Ono, Y., Fukuhara, N. & Yoshie, O. (1998). Mol. Cell. Biol. 18, 6939–
Otwinowski, Z. & Minor, W. (1996). Methods Enzymol. 276, 307–
Pape, T. & Schneider, T. R. (2004). J. Appl. Cryst. 37, 843–844.
Ryan, D. P., Sunde, M., Kwan, A. H., Marianayagam, N. J., Nancarrow, A. L.,
Vanden Hoven, R. N., Thompson, L. S., Baca, M., Mackay, J. P., Visvader,
J. E. & Matthews, J. M. (2006). J. Mol. Biol. 359, 66–75.

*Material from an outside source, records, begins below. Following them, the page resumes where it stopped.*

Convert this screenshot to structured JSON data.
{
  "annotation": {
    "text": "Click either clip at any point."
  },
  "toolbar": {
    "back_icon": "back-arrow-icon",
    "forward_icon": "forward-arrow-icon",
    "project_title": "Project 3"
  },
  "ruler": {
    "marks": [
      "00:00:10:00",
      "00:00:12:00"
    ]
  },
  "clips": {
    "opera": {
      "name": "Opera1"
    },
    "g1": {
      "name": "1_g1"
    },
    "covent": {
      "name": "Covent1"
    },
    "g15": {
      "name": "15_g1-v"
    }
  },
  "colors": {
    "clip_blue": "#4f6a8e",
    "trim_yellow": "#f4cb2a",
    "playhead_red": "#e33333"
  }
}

Schlaeger, T. M., Schuh, A., Flitter, S., Fisher, A., Mikkola, H., Orkin, S. H.,
Vyas, P. & Porcher, C. (2004). Mol. Cell. Biol. 24, 7491–7502.
Vagin, A. & Teplyakov, A. (1997). J. Appl. Cryst. 30, 1022–1025.
Wadman, I. A.,Osada,H., Grutz, G.G., Agulnick, A.D., Westphal,H., Forster,
A. & Rabbitts, T. H. (1997). EMBO J. 16, 3145–3157.
Walter, T. S. et al. (2005). Acta Cryst. D61, 651–657.
Warren, A. J., Colledge, W. H., Carlton, M. B., Evans, M. J., Smith, A. J. &
Rabbitts, T. H. (1994). Cell, 78, 45–57.
Yamada, Y., Pannell, R., Forster, A. & Rabbitts, T. H. (2000). Proc. Natl Acad.
Sci. USA, 97, 320–324.
Yamada, Y., Warren, A. J., Dobson, C., Forster, A., Pannell, R. & Rabbitts,
T. H. (1998). Proc. Natl Acad. Sci. USA, 95, 3890–3895.
Zheng, Q. & Zhao, Y. (2007). Biol. Cell, 99, 489–502.
Acta Cryst. (2010). F66, 1466–1469El Omari et al.
? LMO2:Ldb1-LID complex
Values in parentheses are for the outer shell.
DataLattice 1Lattice 2MergedLattice 1Lattice 2 Merged Lattice 1Lattice 2Merged